(Requirement):
Copy all of the records word for word.

--------------------------------------------------

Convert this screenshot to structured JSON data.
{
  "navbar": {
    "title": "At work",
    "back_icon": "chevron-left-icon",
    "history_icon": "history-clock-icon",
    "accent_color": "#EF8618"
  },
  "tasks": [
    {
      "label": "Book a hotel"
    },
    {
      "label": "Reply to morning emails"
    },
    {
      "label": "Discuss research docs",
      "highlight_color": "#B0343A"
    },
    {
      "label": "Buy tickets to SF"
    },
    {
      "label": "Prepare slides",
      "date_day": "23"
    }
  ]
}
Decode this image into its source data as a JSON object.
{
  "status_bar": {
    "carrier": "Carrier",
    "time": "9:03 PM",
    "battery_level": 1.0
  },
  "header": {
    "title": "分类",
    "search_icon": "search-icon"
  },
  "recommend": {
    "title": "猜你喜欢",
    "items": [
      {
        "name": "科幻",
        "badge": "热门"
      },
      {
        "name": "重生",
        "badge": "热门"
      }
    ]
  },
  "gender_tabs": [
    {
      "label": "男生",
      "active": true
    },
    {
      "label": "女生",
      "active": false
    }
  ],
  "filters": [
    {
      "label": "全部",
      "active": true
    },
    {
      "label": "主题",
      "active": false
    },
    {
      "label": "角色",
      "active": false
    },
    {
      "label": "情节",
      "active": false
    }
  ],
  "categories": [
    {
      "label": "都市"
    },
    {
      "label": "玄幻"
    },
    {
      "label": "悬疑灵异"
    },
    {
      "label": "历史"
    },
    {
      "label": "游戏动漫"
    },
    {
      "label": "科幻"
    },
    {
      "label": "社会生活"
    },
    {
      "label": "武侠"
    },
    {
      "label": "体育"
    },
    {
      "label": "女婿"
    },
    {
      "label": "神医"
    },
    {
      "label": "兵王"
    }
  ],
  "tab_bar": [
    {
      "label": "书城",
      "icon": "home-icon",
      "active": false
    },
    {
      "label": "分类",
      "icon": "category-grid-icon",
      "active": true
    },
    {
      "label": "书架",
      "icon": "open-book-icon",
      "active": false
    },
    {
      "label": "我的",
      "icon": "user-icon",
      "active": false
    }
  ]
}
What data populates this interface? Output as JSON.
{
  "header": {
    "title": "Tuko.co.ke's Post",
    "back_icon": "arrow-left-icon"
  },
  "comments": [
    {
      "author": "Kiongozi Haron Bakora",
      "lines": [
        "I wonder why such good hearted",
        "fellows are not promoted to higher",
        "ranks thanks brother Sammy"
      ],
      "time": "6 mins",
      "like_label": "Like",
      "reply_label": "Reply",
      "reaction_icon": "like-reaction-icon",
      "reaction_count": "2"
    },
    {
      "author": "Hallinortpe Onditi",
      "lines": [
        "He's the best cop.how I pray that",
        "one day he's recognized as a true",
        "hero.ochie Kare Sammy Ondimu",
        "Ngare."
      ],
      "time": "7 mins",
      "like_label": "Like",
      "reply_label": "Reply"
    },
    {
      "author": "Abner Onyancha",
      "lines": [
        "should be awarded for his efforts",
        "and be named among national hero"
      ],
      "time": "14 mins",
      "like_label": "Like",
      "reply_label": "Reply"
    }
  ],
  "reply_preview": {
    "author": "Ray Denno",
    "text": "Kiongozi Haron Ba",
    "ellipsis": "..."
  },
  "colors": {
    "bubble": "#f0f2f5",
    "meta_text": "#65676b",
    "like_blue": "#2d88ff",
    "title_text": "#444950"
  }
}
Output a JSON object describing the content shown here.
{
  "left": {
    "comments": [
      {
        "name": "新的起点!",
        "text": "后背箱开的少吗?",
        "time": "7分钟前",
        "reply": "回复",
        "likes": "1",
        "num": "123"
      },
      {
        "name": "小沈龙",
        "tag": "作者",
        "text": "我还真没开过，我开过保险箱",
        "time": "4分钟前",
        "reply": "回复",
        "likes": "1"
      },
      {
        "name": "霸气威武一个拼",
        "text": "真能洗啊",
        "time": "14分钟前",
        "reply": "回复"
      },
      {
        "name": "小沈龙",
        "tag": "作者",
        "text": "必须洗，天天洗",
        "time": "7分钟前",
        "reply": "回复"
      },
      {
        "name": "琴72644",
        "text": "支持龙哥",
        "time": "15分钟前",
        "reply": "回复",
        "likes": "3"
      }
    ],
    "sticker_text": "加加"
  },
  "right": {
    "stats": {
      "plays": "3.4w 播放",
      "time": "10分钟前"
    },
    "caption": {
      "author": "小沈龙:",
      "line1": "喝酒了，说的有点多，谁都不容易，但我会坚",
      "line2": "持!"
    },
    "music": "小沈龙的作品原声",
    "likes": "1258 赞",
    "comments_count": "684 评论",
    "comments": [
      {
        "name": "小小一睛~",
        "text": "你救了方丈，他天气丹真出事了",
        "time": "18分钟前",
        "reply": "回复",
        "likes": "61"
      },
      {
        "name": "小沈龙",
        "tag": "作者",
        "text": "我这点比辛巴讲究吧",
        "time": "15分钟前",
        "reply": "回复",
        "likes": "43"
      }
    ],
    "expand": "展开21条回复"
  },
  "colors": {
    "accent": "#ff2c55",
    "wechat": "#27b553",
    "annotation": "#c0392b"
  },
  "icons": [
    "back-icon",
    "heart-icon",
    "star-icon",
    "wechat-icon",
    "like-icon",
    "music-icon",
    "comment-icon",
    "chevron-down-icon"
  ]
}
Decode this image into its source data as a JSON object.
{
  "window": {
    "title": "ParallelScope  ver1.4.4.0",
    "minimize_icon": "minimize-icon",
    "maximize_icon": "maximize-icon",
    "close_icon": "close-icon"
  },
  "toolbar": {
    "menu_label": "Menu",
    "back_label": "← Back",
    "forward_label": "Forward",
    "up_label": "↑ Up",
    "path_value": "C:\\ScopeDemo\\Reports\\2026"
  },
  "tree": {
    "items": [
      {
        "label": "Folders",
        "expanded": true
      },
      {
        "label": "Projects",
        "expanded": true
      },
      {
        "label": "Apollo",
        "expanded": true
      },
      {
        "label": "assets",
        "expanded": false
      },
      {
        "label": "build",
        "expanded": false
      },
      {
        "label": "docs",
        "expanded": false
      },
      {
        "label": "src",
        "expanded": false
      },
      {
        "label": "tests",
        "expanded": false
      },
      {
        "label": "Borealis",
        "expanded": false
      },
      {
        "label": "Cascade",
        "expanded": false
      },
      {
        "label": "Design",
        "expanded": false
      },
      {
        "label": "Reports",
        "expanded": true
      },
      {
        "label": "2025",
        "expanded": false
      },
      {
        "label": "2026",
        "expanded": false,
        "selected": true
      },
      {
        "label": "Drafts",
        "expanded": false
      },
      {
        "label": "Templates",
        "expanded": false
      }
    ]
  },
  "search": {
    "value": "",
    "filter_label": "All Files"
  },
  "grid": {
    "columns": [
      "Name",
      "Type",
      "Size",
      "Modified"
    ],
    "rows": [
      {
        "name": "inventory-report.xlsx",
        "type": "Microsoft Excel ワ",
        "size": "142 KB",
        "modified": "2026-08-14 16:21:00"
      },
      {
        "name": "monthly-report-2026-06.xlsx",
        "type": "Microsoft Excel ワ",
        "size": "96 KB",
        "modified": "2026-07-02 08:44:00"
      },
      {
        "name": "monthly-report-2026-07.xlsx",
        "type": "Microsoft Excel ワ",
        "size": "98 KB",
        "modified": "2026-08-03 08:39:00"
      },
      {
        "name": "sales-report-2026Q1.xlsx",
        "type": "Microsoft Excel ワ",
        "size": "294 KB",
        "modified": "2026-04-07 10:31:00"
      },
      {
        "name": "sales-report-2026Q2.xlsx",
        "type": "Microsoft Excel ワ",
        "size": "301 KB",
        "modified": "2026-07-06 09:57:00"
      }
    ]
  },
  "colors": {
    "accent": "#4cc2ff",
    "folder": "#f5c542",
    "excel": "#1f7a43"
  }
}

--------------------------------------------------

(Reply):
Convert this screenshot to structured JSON data.
{
  "navbar": {
    "title": "At work",
    "back_icon": "chevron-left-icon",
    "history_icon": "history-clock-icon",
    "accent_color": "#EF8618"
  },
  "tasks": [
    {
      "label": "Book a hotel"
    },
    {
      "label": "Reply to morning emails"
    },
    {
      "label": "Discuss research docs",
      "highlight_color": "#B0343A"
    },
    {
      "label": "Buy tickets to SF"
    },
    {
      "label": "Prepare slides",
      "date_day": "23"
    }
  ]
}
Decode this image into its source data as a JSON object.
{
  "status_bar": {
    "carrier": "Carrier",
    "time": "9:03 PM",
    "battery_level": 1.0
  },
  "header": {
    "title": "分类",
    "search_icon": "search-icon"
  },
  "recommend": {
    "title": "猜你喜欢",
    "items": [
      {
        "name": "科幻",
        "badge": "热门"
      },
      {
        "name": "重生",
        "badge": "热门"
      }
    ]
  },
  "gender_tabs": [
    {
      "label": "男生",
      "active": true
    },
    {
      "label": "女生",
      "active": false
    }
  ],
  "filters": [
    {
      "label": "全部",
      "active": true
    },
    {
      "label": "主题",
      "active": false
    },
    {
      "label": "角色",
      "active": false
    },
    {
      "label": "情节",
      "active": false
    }
  ],
  "categories": [
    {
      "label": "都市"
    },
    {
      "label": "玄幻"
    },
    {
      "label": "悬疑灵异"
    },
    {
      "label": "历史"
    },
    {
      "label": "游戏动漫"
    },
    {
      "label": "科幻"
    },
    {
      "label": "社会生活"
    },
    {
      "label": "武侠"
    },
    {
      "label": "体育"
    },
    {
      "label": "女婿"
    },
    {
      "label": "神医"
    },
    {
      "label": "兵王"
    }
  ],
  "tab_bar": [
    {
      "label": "书城",
      "icon": "home-icon",
      "active": false
    },
    {
      "label": "分类",
      "icon": "category-grid-icon",
      "active": true
    },
    {
      "label": "书架",
      "icon": "open-book-icon",
      "active": false
    },
    {
      "label": "我的",
      "icon": "user-icon",
      "active": false
    }
  ]
}
What data populates this interface? Output as JSON.
{
  "header": {
    "title": "Tuko.co.ke's Post",
    "back_icon": "arrow-left-icon"
  },
  "comments": [
    {
      "author": "Kiongozi Haron Bakora",
      "lines": [
        "I wonder why such good hearted",
        "fellows are not promoted to higher",
        "ranks thanks brother Sammy"
      ],
      "time": "6 mins",
      "like_label": "Like",
      "reply_label": "Reply",
      "reaction_icon": "like-reaction-icon",
      "reaction_count": "2"
    },
    {
      "author": "Hallinortpe Onditi",
      "lines": [
        "He's the best cop.how I pray that",
        "one day he's recognized as a true",
        "hero.ochie Kare Sammy Ondimu",
        "Ngare."
      ],
      "time": "7 mins",
      "like_label": "Like",
      "reply_label": "Reply"
    },
    {
      "author": "Abner Onyancha",
      "lines": [
        "should be awarded for his efforts",
        "and be named among national hero"
      ],
      "time": "14 mins",
      "like_label": "Like",
      "reply_label": "Reply"
    }
  ],
  "reply_preview": {
    "author": "Ray Denno",
    "text": "Kiongozi Haron Ba",
    "ellipsis": "..."
  },
  "colors": {
    "bubble": "#f0f2f5",
    "meta_text": "#65676b",
    "like_blue": "#2d88ff",
    "title_text": "#444950"
  }
}
Output a JSON object describing the content shown here.
{
  "left": {
    "comments": [
      {
        "name": "新的起点!",
        "text": "后背箱开的少吗?",
        "time": "7分钟前",
        "reply": "回复",
        "likes": "1",
        "num": "123"
      },
      {
        "name": "小沈龙",
        "tag": "作者",
        "text": "我还真没开过，我开过保险箱",
        "time": "4分钟前",
        "reply": "回复",
        "likes": "1"
      },
      {
        "name": "霸气威武一个拼",
        "text": "真能洗啊",
        "time": "14分钟前",
        "reply": "回复"
      },
      {
        "name": "小沈龙",
        "tag": "作者",
        "text": "必须洗，天天洗",
        "time": "7分钟前",
        "reply": "回复"
      },
      {
        "name": "琴72644",
        "text": "支持龙哥",
        "time": "15分钟前",
        "reply": "回复",
        "likes": "3"
      }
    ],
    "sticker_text": "加加"
  },
  "right": {
    "stats": {
      "plays": "3.4w 播放",
      "time": "10分钟前"
    },
    "caption": {
      "author": "小沈龙:",
      "line1": "喝酒了，说的有点多，谁都不容易，但我会坚",
      "line2": "持!"
    },
    "music": "小沈龙的作品原声",
    "likes": "1258 赞",
    "comments_count": "684 评论",
    "comments": [
      {
        "name": "小小一睛~",
        "text": "你救了方丈，他天气丹真出事了",
        "time": "18分钟前",
        "reply": "回复",
        "likes": "61"
      },
      {
        "name": "小沈龙",
        "tag": "作者",
        "text": "我这点比辛巴讲究吧",
        "time": "15分钟前",
        "reply": "回复",
        "likes": "43"
      }
    ],
    "expand": "展开21条回复"
  },
  "colors": {
    "accent": "#ff2c55",
    "wechat": "#27b553",
    "annotation": "#c0392b"
  },
  "icons": [
    "back-icon",
    "heart-icon",
    "star-icon",
    "wechat-icon",
    "like-icon",
    "music-icon",
    "comment-icon",
    "chevron-down-icon"
  ]
}
Decode this image into its source data as a JSON object.
{
  "window": {
    "title": "ParallelScope  ver1.4.4.0",
    "minimize_icon": "minimize-icon",
    "maximize_icon": "maximize-icon",
    "close_icon": "close-icon"
  },
  "toolbar": {
    "menu_label": "Menu",
    "back_label": "← Back",
    "forward_label": "Forward",
    "up_label": "↑ Up",
    "path_value": "C:\\ScopeDemo\\Reports\\2026"
  },
  "tree": {
    "items": [
      {
        "label": "Folders",
        "expanded": true
      },
      {
        "label": "Projects",
        "expanded": true
      },
      {
        "label": "Apollo",
        "expanded": true
      },
      {
        "label": "assets",
        "expanded": false
      },
      {
        "label": "build",
        "expanded": false
      },
      {
        "label": "docs",
        "expanded": false
      },
      {
        "label": "src",
        "expanded": false
      },
      {
        "label": "tests",
        "expanded": false
      },
      {
        "label": "Borealis",
        "expanded": false
      },
      {
        "label": "Cascade",
        "expanded": false
      },
      {
        "label": "Design",
        "expanded": false
      },
      {
        "label": "Reports",
        "expanded": true
      },
      {
        "label": "2025",
        "expanded": false
      },
      {
        "label": "2026",
        "expanded": false,
        "selected": true
      },
      {
        "label": "Drafts",
        "expanded": false
      },
      {
        "label": "Templates",
        "expanded": false
      }
    ]
  },
  "search": {
    "value": "",
    "filter_label": "All Files"
  },
  "grid": {
    "columns": [
      "Name",
      "Type",
      "Size",
      "Modified"
    ],
    "rows": [
      {
        "name": "inventory-report.xlsx",
        "type": "Microsoft Excel ワ",
        "size": "142 KB",
        "modified": "2026-08-14 16:21:00"
      },
      {
        "name": "monthly-report-2026-06.xlsx",
        "type": "Microsoft Excel ワ",
        "size": "96 KB",
        "modified": "2026-07-02 08:44:00"
      },
      {
        "name": "monthly-report-2026-07.xlsx",
        "type": "Microsoft Excel ワ",
        "size": "98 KB",
        "modified": "2026-08-03 08:39:00"
      },
      {
        "name": "sales-report-2026Q1.xlsx",
        "type": "Microsoft Excel ワ",
        "size": "294 KB",
        "modified": "2026-04-07 10:31:00"
      },
      {
        "name": "sales-report-2026Q2.xlsx",
        "type": "Microsoft Excel ワ",
        "size": "301 KB",
        "modified": "2026-07-06 09:57:00"
      }
    ]
  },
  "colors": {
    "accent": "#4cc2ff",
    "folder": "#f5c542",
    "excel": "#1f7a43"
  }
}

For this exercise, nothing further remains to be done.